Moore is one of the backers of a campaign with trade title Architects’ Journal to see a “skyline commission” established in London, which would seek to better interpret the capital’s policies on tall buildings. In a statement sent to The Observer in March more than 70 influential figures warned that “the London skyline is out of control”. Signatories included philosopher Alain de Botton, author Alan Bennett, Royal Academy chief executive Charles Saumarez Smith, plus many architects and MPs.
There are numerous policies which currently govern the building of towers. The London Plan sets out key areas where tall buildings are likely to be acceptable. Local authorities are expected to set out their approach to tall buildings in local planning documents. The London View Management Framework establishes a series of corridors in which tall buildings are deemed unacceptable. Planning applications for skyscrapers must frequently be rubber-stamped by both the Mayor and the secretary of state.
Proponents of a skyline commission argue that those responsible for enforcing these policies have failed to do so. Labour’s Nicky Gavron, chair of the planning committee at the London Assembly, says: “The stable door has been left open for far too long. We do need tougher policies, but we have some very comprehensive policies that are not being interpreted or implemented properly. We have a policy about tall buildings and heritage but it’s not being carried through.”
Others are more specific as to who they blame for the perceived lack of regulation. National Trust chairman and columnist Simon Jenkins says: “No one ever told us there were going to be 300 towers of more than 20 storeys in London over the next five years. The only policy the Mayor has on tall buildings is his whim. Does he like it or not? It wouldn’t happen in any other city in Europe.”
Perhaps a skyline commission would raise the bar in terms of proving the need for tall buildings. There is also a question mark over the quality of some of the proposals. Julia Barfield, director at Marks Barfield, oversaw construction of the London Eye.
She says: “The question is getting the right balance. Clearly we need to get better at controlling buildings in London to ensure quality. I believe tall buildings have a role to play in helping to solve the housing crisis.
“Our current, somewhat disappointing, planning system has shown itself rather lax at distinguishing between the good, the bad and the ugly. We need to ensure only the good ones get built.”
The current approach has brought clusters of high-rise developments to the City of London and at Canary Wharf. Analysis suggests that this will continue, but new clusters look set to emerge in Nine Elms, on the South Bank, in Islington and in Shoreditch.
Deputy mayor for planning Edward Lister argues that this approach should continue: “We have got to accept that we will be a much denser city tomorrow than we are today,” he says. “We have got to think carefully about what we do with different parts of the city.”
Lister argues that towers are popular and well suited to tackling London’s housing need, but concedes that consideration should go into their location. “Some parts of London are particularly suited to low rise.
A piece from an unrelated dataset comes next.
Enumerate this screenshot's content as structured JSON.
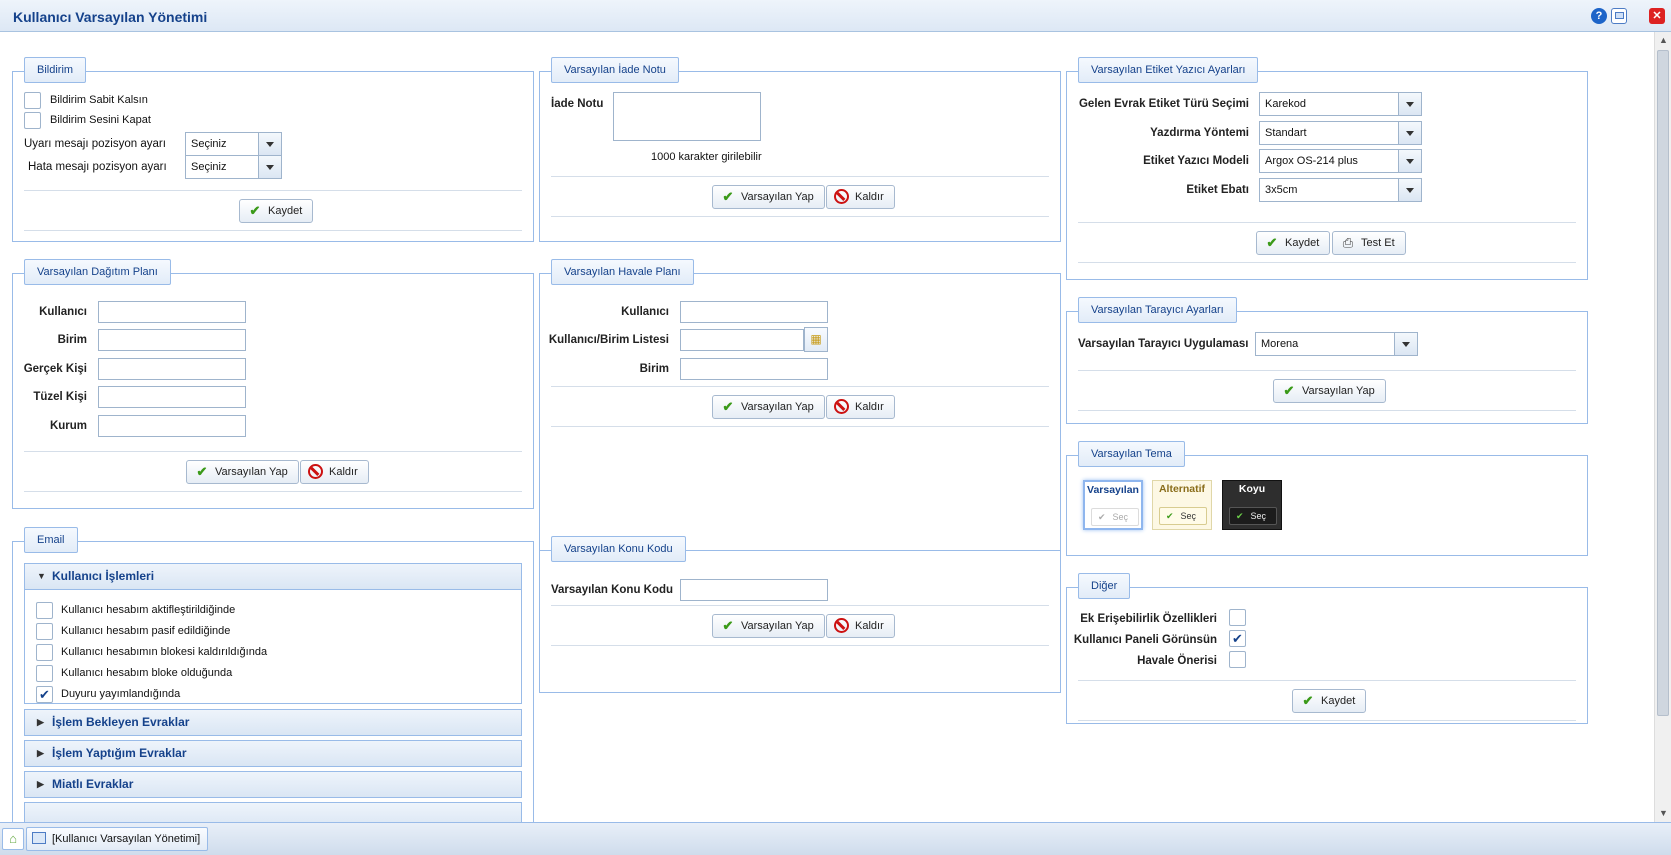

Where you can make a case for a cluster there is no reason why that part of London shouldn’t look like that. We’ve often talked about London having 200 villages - some of them can be tall, some of them can be low lying.”
It’s this kind of consideration that critics say is sorely lacking. But with a raft of existing policies, will a body such as a skyline commission improve matters? Or simply add another layer of complication? “There are no easy answers,” says Moore. “But that’s all the more reason for all concerned to look for them.”